Start of Block

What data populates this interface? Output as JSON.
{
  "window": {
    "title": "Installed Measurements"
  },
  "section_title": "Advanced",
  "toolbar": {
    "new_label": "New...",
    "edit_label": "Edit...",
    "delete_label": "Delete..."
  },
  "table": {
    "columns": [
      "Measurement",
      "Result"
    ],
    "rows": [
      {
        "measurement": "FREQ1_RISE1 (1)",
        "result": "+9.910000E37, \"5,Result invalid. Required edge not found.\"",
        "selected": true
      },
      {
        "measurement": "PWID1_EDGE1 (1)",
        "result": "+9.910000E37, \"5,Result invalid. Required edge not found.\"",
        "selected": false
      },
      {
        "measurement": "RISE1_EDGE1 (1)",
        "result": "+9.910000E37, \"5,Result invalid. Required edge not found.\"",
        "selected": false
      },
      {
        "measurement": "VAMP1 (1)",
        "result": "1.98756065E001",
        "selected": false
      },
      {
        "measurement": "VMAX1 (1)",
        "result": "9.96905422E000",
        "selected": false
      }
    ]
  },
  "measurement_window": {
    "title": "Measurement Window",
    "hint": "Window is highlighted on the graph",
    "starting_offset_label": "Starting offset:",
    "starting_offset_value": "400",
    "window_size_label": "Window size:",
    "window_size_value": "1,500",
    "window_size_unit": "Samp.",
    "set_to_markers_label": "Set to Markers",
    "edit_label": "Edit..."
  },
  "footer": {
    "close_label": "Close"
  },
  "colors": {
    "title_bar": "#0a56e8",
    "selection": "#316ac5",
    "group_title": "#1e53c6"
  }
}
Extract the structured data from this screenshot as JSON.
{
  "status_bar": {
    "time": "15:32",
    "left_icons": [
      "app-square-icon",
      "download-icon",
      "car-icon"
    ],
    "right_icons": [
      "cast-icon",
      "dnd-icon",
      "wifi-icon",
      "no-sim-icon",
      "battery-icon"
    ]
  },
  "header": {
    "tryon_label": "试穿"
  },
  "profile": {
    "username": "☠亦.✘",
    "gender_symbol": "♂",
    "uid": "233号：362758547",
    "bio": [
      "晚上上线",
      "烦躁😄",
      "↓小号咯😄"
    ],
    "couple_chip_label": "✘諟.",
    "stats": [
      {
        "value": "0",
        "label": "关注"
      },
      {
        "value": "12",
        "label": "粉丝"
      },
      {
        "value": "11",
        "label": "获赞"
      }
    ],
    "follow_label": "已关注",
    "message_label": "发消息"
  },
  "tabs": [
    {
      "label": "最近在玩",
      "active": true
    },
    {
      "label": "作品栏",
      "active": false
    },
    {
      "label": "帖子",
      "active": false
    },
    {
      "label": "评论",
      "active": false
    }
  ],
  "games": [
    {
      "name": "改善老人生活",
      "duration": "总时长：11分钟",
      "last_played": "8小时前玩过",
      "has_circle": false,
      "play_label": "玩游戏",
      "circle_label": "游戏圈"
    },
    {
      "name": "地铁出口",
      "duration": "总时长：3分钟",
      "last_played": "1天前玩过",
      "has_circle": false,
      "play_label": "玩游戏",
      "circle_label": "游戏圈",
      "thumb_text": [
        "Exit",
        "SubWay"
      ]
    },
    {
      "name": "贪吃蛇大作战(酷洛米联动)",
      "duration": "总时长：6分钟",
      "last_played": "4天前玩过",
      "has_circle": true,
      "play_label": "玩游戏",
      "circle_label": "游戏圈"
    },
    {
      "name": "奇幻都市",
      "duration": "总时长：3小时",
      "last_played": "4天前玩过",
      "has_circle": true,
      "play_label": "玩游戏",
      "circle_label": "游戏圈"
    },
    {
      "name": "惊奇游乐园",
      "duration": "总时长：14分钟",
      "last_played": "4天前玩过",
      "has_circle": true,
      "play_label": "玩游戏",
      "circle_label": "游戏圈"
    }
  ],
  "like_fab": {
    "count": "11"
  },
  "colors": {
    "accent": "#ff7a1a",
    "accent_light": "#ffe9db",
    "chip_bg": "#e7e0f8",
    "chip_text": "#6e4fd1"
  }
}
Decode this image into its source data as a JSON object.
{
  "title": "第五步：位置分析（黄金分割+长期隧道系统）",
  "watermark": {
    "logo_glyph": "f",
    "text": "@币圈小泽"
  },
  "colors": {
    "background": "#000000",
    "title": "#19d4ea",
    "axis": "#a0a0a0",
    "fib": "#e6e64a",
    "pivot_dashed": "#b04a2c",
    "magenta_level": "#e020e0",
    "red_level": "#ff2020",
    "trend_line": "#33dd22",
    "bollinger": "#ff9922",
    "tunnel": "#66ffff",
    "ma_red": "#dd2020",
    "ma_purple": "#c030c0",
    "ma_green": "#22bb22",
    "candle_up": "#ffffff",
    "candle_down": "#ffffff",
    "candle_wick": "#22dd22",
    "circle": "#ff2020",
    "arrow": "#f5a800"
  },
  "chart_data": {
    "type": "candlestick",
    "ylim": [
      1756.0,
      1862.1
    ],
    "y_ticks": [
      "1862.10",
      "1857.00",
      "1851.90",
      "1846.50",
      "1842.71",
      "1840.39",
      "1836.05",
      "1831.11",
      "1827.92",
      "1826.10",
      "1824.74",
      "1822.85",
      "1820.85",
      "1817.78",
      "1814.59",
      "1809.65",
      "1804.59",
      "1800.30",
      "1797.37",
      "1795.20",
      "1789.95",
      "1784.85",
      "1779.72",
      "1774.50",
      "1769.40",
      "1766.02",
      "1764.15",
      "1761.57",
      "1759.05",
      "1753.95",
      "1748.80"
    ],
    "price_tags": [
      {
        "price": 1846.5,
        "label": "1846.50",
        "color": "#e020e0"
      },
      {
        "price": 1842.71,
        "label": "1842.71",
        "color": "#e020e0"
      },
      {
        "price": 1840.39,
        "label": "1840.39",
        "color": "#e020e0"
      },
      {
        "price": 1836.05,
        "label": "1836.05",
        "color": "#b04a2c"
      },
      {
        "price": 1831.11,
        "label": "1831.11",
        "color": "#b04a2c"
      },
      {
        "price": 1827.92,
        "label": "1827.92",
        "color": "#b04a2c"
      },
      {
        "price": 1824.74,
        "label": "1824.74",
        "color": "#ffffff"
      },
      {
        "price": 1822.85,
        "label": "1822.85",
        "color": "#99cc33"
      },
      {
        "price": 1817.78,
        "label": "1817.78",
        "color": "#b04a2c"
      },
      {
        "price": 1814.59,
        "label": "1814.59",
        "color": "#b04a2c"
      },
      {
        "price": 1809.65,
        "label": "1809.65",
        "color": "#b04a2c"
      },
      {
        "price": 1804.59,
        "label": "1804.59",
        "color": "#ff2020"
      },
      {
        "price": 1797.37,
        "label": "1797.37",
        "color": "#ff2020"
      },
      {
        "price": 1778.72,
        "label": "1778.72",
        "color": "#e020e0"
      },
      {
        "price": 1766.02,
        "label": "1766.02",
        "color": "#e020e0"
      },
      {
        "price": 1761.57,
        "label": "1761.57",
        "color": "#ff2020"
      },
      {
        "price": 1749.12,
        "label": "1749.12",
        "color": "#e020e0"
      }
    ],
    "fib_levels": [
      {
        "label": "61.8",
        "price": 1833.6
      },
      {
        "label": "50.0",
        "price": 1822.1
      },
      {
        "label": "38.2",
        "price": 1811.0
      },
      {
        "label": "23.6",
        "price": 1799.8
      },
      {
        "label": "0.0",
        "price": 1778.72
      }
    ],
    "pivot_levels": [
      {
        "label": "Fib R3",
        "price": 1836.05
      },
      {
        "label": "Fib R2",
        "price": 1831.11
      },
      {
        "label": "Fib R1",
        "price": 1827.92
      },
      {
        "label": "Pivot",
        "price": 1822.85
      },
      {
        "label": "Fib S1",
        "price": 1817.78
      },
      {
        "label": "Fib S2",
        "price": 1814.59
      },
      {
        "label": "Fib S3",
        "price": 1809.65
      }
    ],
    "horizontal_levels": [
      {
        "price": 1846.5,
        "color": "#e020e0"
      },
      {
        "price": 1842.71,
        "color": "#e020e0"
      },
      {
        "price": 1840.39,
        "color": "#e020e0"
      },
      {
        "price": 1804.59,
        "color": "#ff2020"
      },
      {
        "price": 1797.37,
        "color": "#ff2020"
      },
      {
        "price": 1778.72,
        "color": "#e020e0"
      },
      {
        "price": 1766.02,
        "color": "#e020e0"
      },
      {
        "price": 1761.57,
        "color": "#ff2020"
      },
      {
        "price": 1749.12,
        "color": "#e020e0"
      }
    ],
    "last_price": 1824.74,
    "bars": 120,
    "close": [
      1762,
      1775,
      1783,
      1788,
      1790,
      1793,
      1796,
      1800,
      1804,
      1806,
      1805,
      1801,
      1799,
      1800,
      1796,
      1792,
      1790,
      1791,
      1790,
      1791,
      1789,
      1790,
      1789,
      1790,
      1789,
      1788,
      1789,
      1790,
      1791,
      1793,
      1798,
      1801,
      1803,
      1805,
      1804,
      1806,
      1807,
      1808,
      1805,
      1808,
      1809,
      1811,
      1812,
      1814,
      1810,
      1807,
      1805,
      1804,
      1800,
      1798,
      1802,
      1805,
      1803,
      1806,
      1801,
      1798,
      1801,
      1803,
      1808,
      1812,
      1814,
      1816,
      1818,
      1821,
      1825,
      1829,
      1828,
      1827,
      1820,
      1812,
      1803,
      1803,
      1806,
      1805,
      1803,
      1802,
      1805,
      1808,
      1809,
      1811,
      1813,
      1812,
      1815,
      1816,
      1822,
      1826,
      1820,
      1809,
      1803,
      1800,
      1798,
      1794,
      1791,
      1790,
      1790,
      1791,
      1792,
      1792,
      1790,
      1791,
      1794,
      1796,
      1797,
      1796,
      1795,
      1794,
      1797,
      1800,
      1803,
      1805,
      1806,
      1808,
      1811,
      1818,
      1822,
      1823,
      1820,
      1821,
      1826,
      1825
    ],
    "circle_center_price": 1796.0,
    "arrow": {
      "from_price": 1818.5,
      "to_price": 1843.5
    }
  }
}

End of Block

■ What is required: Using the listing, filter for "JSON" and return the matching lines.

■ Result of this task:
What data populates this interface? Output as JSON.
Extract the structured data from this screenshot as JSON.
Decode this image into its source data as a JSON object.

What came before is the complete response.